That is wishful thinking for multiple reasons. Currently, the average age of retirement is 63 in the U.S., according to census figures. But that number has been rising since a low in the 1980s. According to MarketWatch, the retirement age has increased to levels not seen since the 1960s — and it's only expected to get higher.

About half of working households today are at risk of not having "enough" to maintain their living standards in retirement, The Center for Retirement Research at Boston College found.

The dreary outlook for future retirees is a result of rising health care costs, increased life expectancy (the more years you live, the more money you must save), and a Social Security reserve lacking in funding. Forecasters predict the Social Security reserve to be depleted between 2030 and 2034, according to the Brookings Institute. This may incentivize legislators to raise the full retirement age beyond 66, the age at which it is currently set.

Unless a startup somehow figures out a way to "disrupt" retirement, Millennials can expect to work well into their golden years.

But wait, there's more. The same T.D. Ameritrade survey-takers also reported having immense debt. Nearly half reported credit card debt, 40 percent said they have car loans and 36 percent are still paying of student loans. And, lest we forget, buying a house is becoming even more difficult. One study estimated Millennials to pay more than double what their parents paid in rent. 

According to the survey, the average Millennial expects to become completely financially independent from his or her parents by age 25, the same year they secure a job in their chosen field. Five years later, they expect to buy a house.

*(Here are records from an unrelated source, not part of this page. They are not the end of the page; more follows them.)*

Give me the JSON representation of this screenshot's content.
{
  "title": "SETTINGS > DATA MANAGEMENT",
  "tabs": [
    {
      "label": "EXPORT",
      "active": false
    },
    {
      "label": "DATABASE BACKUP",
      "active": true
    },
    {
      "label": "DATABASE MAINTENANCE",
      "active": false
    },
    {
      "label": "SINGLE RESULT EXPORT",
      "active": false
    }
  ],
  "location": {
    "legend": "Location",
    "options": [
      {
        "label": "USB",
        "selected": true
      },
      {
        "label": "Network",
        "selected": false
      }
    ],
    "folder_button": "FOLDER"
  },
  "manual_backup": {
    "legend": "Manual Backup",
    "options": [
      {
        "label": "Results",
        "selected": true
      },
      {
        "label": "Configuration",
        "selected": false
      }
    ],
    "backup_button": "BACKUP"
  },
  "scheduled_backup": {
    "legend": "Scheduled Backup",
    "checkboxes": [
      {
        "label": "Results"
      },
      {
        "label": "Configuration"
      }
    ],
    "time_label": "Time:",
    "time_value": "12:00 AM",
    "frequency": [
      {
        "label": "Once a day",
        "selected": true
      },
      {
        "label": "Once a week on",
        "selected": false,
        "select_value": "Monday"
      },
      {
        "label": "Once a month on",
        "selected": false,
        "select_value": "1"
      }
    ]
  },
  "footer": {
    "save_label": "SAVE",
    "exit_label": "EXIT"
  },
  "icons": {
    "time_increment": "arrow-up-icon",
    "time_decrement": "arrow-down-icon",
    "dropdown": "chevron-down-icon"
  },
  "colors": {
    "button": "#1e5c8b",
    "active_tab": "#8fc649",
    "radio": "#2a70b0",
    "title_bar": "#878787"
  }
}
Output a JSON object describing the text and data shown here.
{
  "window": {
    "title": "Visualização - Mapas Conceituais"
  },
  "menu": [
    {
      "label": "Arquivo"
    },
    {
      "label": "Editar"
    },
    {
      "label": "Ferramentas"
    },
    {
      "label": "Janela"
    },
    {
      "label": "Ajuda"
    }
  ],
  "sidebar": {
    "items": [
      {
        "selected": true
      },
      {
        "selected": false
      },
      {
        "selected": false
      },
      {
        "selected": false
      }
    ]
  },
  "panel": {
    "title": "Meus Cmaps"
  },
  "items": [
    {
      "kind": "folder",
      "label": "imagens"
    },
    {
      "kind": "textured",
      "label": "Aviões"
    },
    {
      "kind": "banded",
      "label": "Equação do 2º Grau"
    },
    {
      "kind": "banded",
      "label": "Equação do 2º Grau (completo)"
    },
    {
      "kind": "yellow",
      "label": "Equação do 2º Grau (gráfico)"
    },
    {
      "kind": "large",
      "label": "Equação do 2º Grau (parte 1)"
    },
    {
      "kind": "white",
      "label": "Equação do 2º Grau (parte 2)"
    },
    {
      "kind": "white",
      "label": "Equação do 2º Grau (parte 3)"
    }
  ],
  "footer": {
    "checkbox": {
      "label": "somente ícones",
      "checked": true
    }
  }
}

Michelle Robertson is an SFGATE staff writer. Email her at or find her on Twitter at @mrobertsonsf.